The biggest thing, I’ve found, is just being consistent. Even if you can’t set huge goals right away, set small ones. For instance, I could say, “I’m going to do an on-camera audition practice once a week for 15 minutes.” I would schedule that small goal on my calendar, say on a Thursday night after bedtime, and I would prioritize it. If dad needs something, sorry. I’ll do it tomorrow. If friends want to hang on Thursday? Sorry, not available. I’ve learned to honor my dreams because if I don’t, who will?
After all is said and done, I just have to have grace with myself. I know my limits, I do my best and that's it. There was a point when I couldn't make time for my dreams at all, and that's OK. Now I can make a little time and that's OK too. I know that there will be a time when time is more open for me, but I will never get these toddler years back. So, prioritizing my kids right now keeps me in balance and that's a good thing.
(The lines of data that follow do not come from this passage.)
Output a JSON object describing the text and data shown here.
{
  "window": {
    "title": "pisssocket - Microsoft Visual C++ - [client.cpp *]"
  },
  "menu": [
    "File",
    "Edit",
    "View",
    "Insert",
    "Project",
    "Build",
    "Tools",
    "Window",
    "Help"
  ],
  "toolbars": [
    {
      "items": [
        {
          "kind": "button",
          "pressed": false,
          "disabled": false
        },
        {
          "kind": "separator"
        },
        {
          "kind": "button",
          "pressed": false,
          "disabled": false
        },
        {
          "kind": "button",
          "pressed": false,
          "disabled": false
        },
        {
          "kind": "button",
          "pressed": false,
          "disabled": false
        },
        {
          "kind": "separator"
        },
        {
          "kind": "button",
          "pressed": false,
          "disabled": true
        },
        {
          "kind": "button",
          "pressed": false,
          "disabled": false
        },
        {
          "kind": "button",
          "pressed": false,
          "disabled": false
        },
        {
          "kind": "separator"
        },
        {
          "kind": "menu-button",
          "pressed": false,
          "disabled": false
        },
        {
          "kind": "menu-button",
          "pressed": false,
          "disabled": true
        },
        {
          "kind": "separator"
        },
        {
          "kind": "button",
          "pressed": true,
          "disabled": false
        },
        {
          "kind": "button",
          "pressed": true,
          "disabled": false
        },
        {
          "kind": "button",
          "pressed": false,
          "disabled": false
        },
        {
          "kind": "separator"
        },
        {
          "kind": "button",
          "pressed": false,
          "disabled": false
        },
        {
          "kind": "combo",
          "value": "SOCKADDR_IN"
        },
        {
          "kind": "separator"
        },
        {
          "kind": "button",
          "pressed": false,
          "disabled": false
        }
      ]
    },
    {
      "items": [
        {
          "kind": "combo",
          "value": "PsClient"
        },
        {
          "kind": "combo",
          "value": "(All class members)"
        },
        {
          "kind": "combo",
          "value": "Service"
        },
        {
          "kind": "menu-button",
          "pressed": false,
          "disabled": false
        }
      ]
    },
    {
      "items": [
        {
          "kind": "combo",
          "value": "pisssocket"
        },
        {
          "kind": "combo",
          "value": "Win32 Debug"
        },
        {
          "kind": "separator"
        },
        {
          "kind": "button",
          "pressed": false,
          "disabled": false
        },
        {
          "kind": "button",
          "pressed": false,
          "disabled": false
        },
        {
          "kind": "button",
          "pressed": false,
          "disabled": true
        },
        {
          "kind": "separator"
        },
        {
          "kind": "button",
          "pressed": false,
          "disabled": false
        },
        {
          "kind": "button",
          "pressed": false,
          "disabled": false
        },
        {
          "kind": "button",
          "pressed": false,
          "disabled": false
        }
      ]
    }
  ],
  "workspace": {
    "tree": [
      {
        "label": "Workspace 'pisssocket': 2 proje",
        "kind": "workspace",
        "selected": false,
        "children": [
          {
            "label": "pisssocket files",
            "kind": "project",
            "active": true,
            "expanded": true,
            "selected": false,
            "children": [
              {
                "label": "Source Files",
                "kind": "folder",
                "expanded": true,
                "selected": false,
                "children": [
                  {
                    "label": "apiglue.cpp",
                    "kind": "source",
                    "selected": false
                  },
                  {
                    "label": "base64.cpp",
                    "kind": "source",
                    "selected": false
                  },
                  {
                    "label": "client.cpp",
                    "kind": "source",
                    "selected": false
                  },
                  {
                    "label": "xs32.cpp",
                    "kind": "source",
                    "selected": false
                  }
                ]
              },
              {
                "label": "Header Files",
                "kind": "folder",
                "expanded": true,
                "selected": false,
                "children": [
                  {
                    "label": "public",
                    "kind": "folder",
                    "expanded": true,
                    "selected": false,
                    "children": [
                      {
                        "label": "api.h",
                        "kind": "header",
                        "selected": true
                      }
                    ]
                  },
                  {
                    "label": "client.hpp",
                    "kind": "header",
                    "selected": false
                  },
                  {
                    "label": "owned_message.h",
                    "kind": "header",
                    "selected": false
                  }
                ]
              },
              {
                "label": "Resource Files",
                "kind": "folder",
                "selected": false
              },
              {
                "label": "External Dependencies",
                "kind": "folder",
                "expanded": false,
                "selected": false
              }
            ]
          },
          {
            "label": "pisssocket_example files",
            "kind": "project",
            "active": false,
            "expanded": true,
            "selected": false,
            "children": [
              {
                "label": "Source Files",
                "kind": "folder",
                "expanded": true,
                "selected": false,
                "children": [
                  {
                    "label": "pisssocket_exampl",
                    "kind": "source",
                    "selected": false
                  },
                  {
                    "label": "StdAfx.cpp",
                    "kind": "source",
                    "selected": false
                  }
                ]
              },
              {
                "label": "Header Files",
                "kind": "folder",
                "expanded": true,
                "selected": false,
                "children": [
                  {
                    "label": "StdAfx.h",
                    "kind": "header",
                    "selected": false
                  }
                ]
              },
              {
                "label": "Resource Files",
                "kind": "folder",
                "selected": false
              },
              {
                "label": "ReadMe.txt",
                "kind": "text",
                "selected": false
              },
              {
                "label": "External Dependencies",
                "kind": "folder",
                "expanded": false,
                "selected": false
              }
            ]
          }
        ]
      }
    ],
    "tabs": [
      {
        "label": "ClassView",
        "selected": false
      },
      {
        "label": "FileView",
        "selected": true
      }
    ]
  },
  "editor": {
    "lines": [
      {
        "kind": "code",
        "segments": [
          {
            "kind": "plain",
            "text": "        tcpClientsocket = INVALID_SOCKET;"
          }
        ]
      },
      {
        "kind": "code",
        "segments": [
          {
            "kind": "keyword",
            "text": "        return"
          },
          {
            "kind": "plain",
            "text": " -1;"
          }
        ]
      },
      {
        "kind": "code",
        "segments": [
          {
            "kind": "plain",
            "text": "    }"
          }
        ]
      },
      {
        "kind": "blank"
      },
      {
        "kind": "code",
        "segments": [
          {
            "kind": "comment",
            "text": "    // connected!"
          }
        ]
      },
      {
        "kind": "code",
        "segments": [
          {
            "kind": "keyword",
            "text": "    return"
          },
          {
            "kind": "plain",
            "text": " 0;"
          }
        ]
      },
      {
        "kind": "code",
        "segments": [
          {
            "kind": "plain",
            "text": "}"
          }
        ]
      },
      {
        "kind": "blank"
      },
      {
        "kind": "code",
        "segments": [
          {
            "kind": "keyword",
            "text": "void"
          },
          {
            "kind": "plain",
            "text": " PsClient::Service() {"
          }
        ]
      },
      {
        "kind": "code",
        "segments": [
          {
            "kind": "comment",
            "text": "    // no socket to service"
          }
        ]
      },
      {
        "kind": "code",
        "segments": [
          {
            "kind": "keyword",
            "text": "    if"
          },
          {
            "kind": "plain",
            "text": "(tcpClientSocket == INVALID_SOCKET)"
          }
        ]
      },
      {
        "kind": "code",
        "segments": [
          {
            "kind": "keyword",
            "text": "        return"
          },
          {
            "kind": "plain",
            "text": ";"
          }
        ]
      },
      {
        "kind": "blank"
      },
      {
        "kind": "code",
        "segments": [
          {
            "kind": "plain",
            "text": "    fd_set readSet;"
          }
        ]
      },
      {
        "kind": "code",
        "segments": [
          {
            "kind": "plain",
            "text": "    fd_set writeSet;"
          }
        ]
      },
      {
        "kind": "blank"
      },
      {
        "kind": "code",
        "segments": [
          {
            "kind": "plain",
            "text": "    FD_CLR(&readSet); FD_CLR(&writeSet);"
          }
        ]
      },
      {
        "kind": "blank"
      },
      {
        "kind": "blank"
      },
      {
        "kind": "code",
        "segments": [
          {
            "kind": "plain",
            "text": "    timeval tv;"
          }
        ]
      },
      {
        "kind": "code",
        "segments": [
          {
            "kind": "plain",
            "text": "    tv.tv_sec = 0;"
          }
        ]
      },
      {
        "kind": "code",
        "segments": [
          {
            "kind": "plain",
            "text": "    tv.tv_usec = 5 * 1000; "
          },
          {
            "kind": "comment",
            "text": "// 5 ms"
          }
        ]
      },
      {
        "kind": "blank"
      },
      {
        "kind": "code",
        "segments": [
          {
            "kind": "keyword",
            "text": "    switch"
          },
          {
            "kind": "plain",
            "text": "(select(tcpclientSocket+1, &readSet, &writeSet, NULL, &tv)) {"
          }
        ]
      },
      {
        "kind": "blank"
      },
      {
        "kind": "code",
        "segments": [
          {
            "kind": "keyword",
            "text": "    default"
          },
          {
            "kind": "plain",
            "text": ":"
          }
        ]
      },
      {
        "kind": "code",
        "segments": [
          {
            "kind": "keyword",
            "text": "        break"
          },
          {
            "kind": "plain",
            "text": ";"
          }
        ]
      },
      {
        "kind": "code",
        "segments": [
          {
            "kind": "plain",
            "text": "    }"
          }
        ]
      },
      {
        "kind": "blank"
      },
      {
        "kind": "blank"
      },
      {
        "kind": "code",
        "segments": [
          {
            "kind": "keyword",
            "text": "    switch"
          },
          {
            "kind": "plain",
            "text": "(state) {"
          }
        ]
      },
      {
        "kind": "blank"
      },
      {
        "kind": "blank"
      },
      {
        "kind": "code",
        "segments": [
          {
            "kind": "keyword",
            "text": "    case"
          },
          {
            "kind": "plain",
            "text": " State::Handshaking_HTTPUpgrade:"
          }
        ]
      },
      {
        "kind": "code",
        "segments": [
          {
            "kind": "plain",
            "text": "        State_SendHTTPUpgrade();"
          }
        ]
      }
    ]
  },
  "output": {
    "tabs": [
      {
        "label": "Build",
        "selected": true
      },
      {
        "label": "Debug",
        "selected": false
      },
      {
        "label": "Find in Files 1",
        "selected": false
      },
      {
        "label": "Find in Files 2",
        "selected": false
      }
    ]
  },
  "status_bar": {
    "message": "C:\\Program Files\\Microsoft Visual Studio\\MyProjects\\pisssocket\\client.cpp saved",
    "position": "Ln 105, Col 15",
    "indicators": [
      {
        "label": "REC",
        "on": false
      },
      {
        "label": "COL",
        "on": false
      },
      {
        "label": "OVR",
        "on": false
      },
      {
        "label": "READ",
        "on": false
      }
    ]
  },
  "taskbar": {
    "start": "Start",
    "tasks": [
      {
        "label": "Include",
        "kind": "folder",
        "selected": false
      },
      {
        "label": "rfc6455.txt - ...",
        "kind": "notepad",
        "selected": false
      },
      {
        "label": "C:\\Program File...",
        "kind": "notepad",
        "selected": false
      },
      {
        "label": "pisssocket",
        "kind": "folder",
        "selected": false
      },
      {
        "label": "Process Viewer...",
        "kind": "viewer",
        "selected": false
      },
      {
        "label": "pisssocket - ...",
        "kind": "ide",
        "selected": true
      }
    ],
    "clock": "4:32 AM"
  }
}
If you're in a stage of life where there simply isn't any time to devote to your dreams, that's OK. Remember this saying from Author and Speaker Andy Stanley and repeat it often, “No for now, not forever.” It has become my mantra. In most cases, there is no time limit on your dreams. There will be a time when the kids are in school, or heck, out of the house, when you have plenty of time to get after it. Don’t stress. Your dreams are still possible. But there is still one thing you can do while you wait - daydream. Daydream about your dream everyday - what it would feel like, what it would look like. Keep your dream alive so when the time is right, you’ll hit the ground running. And the world won’t know what hit it.